Pensions Minister Steve Webb said that the plans could reduce the proportion of people reaching retirement with five or more dormant pension pots as a result of changing jobs from a quarter to one in 30.

"We want to make it the norm that when you move job your pension rights can move with you if you wish," he said. "This will reduce the costs of providing pensions and will help people to be much more engaged with their savings."

The legislation will also abolish short-service refunds, where pension contributions are repaid to employees who leave their role before they become entitled to any rights under a pension scheme. This will apply to savers who leave a trust-based money purchase scheme within two years, and will come into force following Royal Assent of the Pensions Bill.

Earlier this month, charity Age UK said that nearly a quarter of working adults had lost track of at least one small pension pot, usually because they had moved jobs too many times to keep track. The Department for Work and Pensions (DWP) has estimated that people have an average of 11 jobs over the course of their working lives, a statistic which it said would result in around 50 million dormant pension pots by 2050 without action.

The number of small pension pots workers will accumulate as they move between jobs will increase under the Government's programme of automatic enrolment, the DWP said. This will see most workers enrolled in a workplace pension scheme by 2018.

Under the plans, any pension pots worth less than £10,000 accrued over a person's working life will automatically move with that person when he or she changes job. Initially, only those savings accrued under money purchase, or defined contribution (DC), schemes will transfer automatically. Pension rights under defined benefit (DB) schemes will not be included at this stage, due to the complexity of these products. Pension scheme providers and administrators will operate the transfer, and individuals will be able to opt out of the process if they wish.

A pension pot will be eligible for automatic transfer as long as it was created after a certain date. It will be eligible either once all contributions have ceased and the individual has left employment, or once all contributions have ceased for a prescribed period of time. Regulations, to be published at a later date, will specify what information should be given to the pension scheme member and by whom, so that the member is properly informed about the nature of the transfer process and the effects that it may have on their benefits.

The Pensions Regulator will be the main enforcement body for the automatic transfer process, the Government said. It will align its approach to regulation with its overall regulatory framework for DC schemes, which is currently under consultation. Details of the requirements, and penalties for breaches, will be set out in future regulations.

Pensions expert Simon Tyler said that although the plans would "undoubtedly assist with reducing the number of small pots", the Government must ensure that the final process is "simple and practicable". However, he welcomed the DWP's promise to minimise any additional burdens on employers, as outlined in its paper.
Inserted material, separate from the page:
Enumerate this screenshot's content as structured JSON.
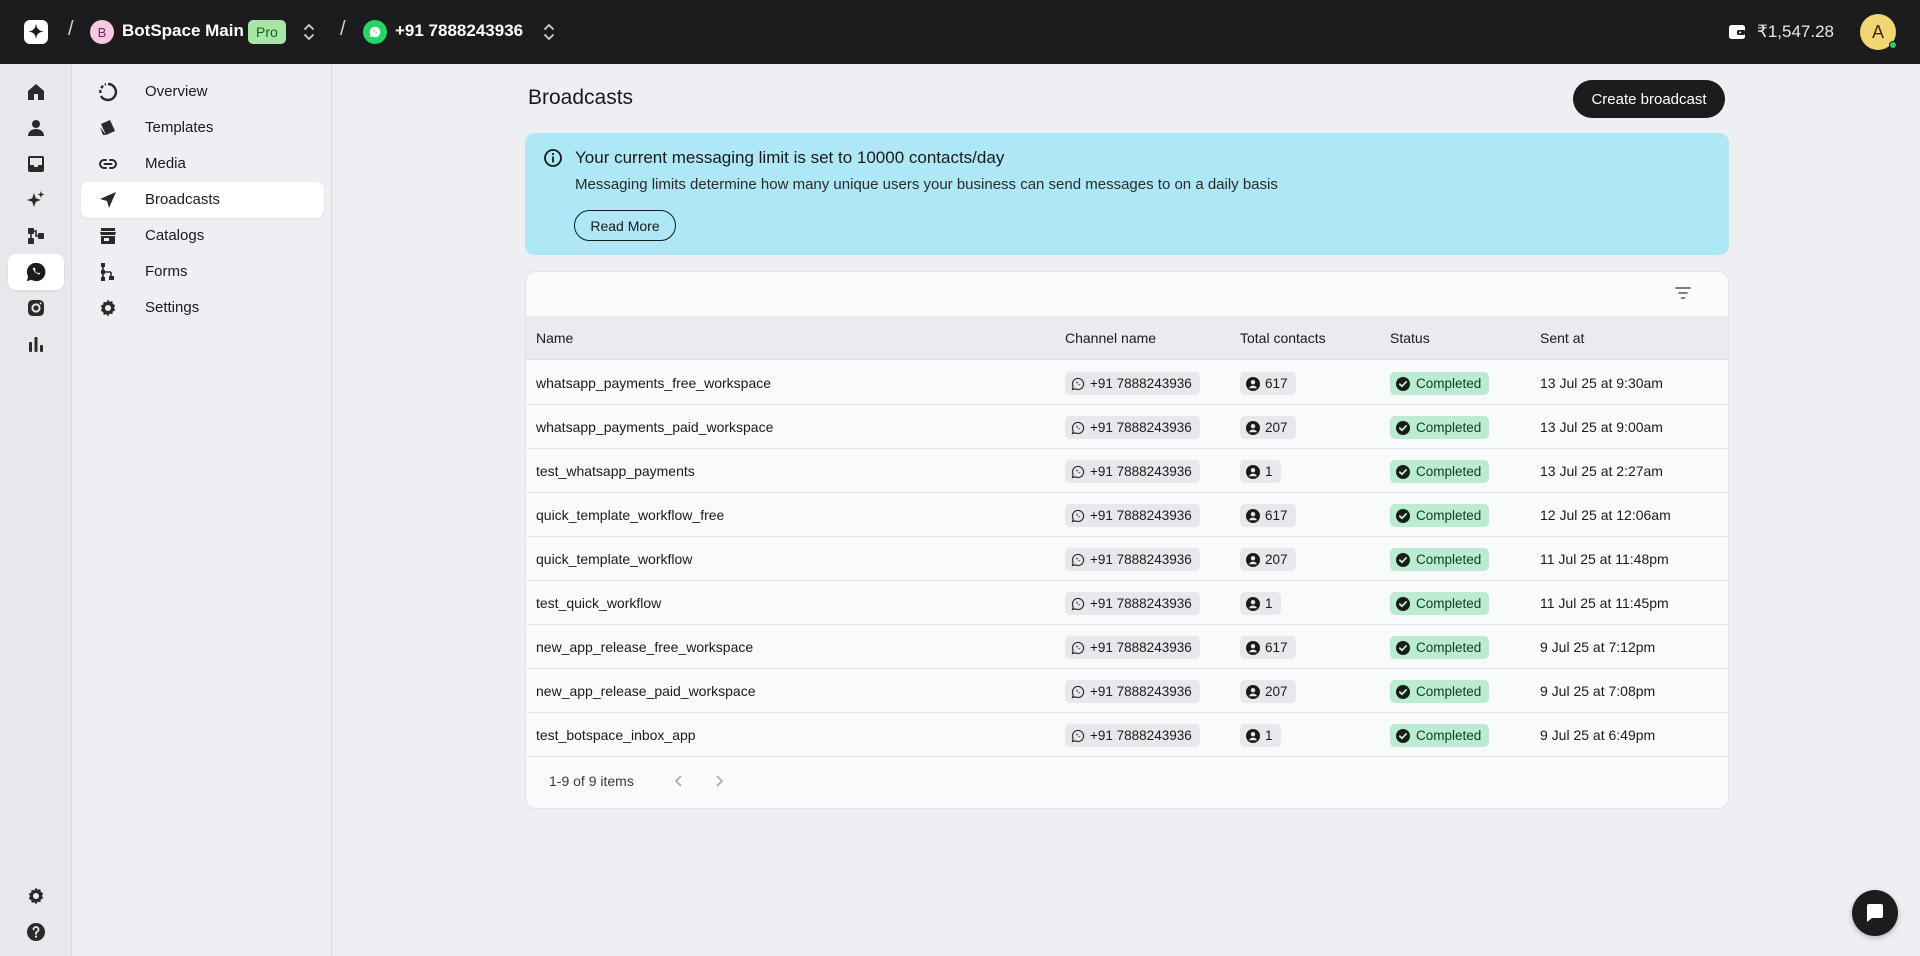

"This is a welcome development, as the process outlined in the July 2012 consultation paper imposed considerable additional obligations on employers," he said.

"There is still a lot of detail to be worked out. A central data-matching process would be complex, but the simpler alternative outlined in the paper relies on employees themselves passing on information to their new employers on recruitment," he said.

However, reaction to the paper by the pensions industry was mixed. Although the plans were welcomed by some pension providers, industry body the National Association of Pension Funds (NAPF) said that the approach "could put workers' savings at risk" if they were automatically transferred "from an excellent pension into a bad one with high charges".

Pensions expert Simon Tyler said that the question of "what quality standards" would apply to a scheme in order for it to be eligible to receive an automatic transfer was "critical".

"The Government will need to ensure that members do not suffer by being automatically transferred to poor-quality schemes, but can't be overly prescriptive if this unduly restricts the number of transfers," he said.